Most of us know we should stretch after our workouts. Unfortunately, many of us wind up skipping the post-workout cooldown so we can hop in the shower and get on with our day — ASAP.
Video of the Day
Luckily, there's a way to fit in an effective cooldown routine without hanging out on your mat: Stretch out in the shower.
It may sound silly, but the shower is actually a great spot for a cooldown stretch. "The shower is usually heated and steamy, which makes for the perfect climate to stretch, as your muscles and joints are warmed up," says Lauren Kanski, a NASM-certified personal trainer in New York City.

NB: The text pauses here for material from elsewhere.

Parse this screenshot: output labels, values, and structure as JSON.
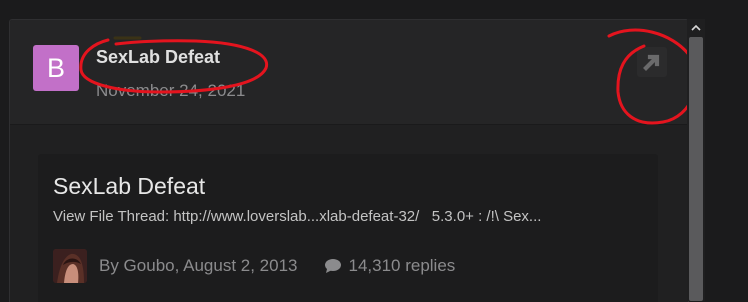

And stretching your muscles while they're still warm minimizes your risk for injury, she adds.
So, if you know you're always in a rush after your workout, plan on squeezing in a quick stretch while you rinse off.
The following cooldown routine from Kanski is perfect for the shower. These simple stretches and exercises will not only help you loosen tense muscles, they also call for minimal space, and are safe for slippery shower floors.
Use caution when performing any stretch or exercise in the shower. Stop immediately if you feel lightheaded or dizzy.
Move 1: Diaphragmatic Breathing
This is a great — not to mention, simple — move to kick-off your cooldown. Taking deep breaths through your diaphragm (your primary breathing muscle) helps bring your heart rate back to its pre-workout level, Kanski says.
- Stand comfortably. Close your mouth and inhale through your nose.
- As your chest expands with air, let the air travel down to your stomach and expand your belly.
- Once you can no longer take in more air, exhale fully through your nose.
- Repeat for 5 breaths.
Move 2: Cactus Pose
Keep that deep breathing going, but add in some gentle movement through the spine with Cactus pose. "I love that [this pose] gets people out of the 'text neck' posture they are in all day by opening them up through their chest," Kanski says.
- Stand with feet hip-width apart and lift your arms overhead. Pull your bellybutton toward your spine.
- Take a deep inhale as you stretch your fingertips toward the ceiling.
- As you exhale, bend your elbows out to the sides to create a goal post, opening up through your chest.
- Repeat for 5 breaths.
Move 3: Forward Fold
A classic yoga pose. This move stretches out the hamstrings, calves and hips and brings gentle movement to your spine.
- Stand with feet hip-width apart. Keeping your knees soft, exhale and bend forward at the hips to let your head hang down toward the shower floor.
- Interlace your forearms or let your arms hang straight. Press into the floor with your heels and sway gentle from side-to-side. Inhale and exhale fully.
- Hold for 30 seconds.
Move 4: Standing Quad Stretch
Stretch out the fronts of your thighs to ease tension from quad-heavy exercises like running, cycling and squats.
- Find balance on one foot and hold onto the side of the shower for added stability. (If you still feel unstable, skip this stretch.)
- Bend the other leg to bring your heel toward your butt and grab your ankle. Gently pull your foot forward to bring your knee back. You should feel a nice stretch in your quad.
- Hold for 30 seconds and repeat on the other side.
Move 5: Hamstring Stretch
Give the backs of your thighs some love, too. This stretch can help loosen up tight hamstrings from running, rowing and deadlifts.
- Begin standing with your feet together. Then, step one foot back about 2 feet.
- Keeping both legs straight, hinge forward at the hips to bring your chest toward the floor. Stop once you feel a gentle stretch in your front hamstring.
- Hold for 30 seconds and switch legs.
Move 6: Calf Raises
"Our calves are usually not given direct attention, but they're very important in everything we do," Kanski says. Stretch and strengthen them with some simple calf raises.
- Stand with feet hip-width apart and hold onto the side of the shower for balance if needed.
- Keeping your knees soft, rise onto the balls of your feet. Squeeze your calf muscles at the top.
- Pause, then lower your heels back down to the floor with control.
- Complete 20 reps.
Move 7: Neck Circles
Hunching over our phones and computers all day can give our necks a beating; and our workouts can, too. "Oftentimes our neck and upper trap muscles will compensate in pulling or pressing movements, so the neck can be very stiff," Kanski says. A simple exercise like neck circles can help relieve some of that stiffness.
- Slowly and gently rotate your head to make a circle in one direction. Only rotate as far as comfortable. Let your eyes follow the direction of your head.
- Complete 10 circles in one direction before repeating in the opposite direction.